*TASK BRIEF:*
Below are entries; work out how many of their lines hold "encasp", giving only that number.

########################################

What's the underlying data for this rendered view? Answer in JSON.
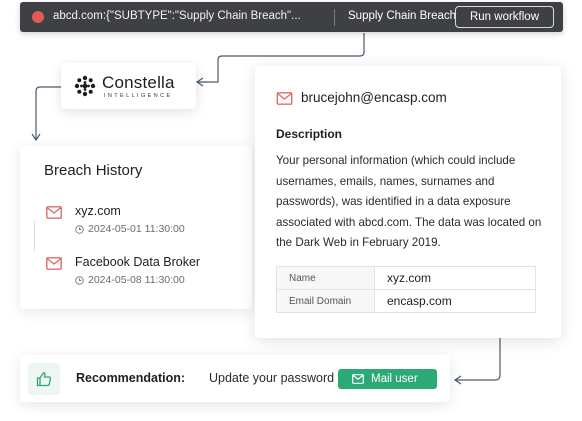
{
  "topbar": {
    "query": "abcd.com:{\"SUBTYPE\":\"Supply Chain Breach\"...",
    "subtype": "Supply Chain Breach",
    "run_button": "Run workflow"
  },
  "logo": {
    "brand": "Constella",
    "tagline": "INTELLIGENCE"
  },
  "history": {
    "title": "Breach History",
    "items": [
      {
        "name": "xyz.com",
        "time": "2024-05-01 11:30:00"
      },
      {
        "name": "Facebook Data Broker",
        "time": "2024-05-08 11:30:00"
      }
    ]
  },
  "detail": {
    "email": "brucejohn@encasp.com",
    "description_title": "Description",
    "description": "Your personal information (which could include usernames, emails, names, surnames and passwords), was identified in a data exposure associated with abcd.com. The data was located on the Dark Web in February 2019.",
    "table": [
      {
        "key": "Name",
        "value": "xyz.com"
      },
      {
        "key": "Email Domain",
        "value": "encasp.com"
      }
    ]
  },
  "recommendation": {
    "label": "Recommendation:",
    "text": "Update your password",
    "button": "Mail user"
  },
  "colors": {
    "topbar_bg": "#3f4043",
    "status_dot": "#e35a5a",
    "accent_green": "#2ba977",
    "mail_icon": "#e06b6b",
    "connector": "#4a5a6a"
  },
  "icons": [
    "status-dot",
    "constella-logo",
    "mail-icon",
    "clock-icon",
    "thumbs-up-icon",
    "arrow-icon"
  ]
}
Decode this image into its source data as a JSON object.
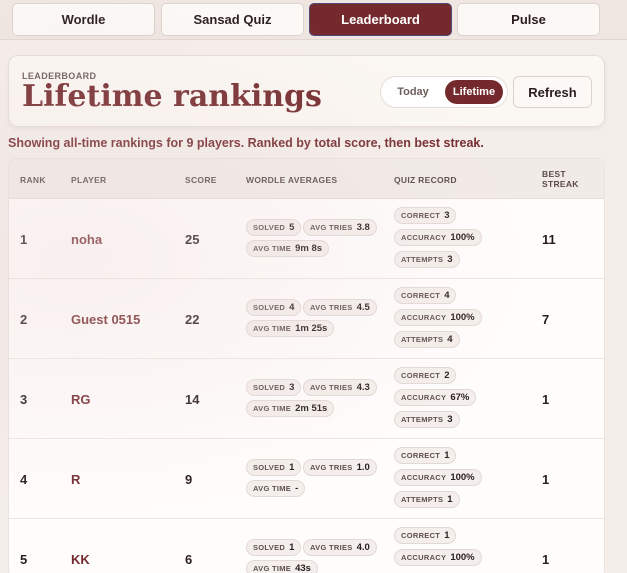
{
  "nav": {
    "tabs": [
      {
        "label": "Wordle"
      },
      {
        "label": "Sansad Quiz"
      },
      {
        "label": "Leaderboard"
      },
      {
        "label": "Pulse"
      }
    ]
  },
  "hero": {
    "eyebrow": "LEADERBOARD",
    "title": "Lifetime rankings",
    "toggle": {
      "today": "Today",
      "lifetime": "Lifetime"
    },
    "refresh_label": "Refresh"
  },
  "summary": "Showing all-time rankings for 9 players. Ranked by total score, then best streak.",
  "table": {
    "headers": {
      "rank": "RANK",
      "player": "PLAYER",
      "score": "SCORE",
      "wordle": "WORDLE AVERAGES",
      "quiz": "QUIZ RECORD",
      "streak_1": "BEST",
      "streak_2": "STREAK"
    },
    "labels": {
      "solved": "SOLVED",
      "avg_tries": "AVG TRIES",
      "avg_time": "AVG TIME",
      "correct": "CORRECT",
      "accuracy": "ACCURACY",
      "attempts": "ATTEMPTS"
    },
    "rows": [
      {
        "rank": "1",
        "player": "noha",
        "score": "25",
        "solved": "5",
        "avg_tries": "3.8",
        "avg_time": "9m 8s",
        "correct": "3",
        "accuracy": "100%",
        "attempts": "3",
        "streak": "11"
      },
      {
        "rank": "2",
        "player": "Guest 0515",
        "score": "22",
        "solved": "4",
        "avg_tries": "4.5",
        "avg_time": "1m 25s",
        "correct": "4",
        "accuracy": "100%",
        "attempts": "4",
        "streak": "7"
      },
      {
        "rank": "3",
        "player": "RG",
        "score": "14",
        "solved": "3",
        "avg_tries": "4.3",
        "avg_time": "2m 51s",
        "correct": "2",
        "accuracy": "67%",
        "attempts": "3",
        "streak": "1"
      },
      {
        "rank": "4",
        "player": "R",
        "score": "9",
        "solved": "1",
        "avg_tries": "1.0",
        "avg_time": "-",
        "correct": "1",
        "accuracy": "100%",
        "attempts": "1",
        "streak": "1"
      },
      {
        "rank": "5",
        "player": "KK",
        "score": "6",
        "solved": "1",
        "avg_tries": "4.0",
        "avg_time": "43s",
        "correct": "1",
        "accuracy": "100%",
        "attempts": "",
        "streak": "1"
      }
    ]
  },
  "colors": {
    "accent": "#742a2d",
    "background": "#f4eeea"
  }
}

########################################

*WRITTEN SOLUTION:*
2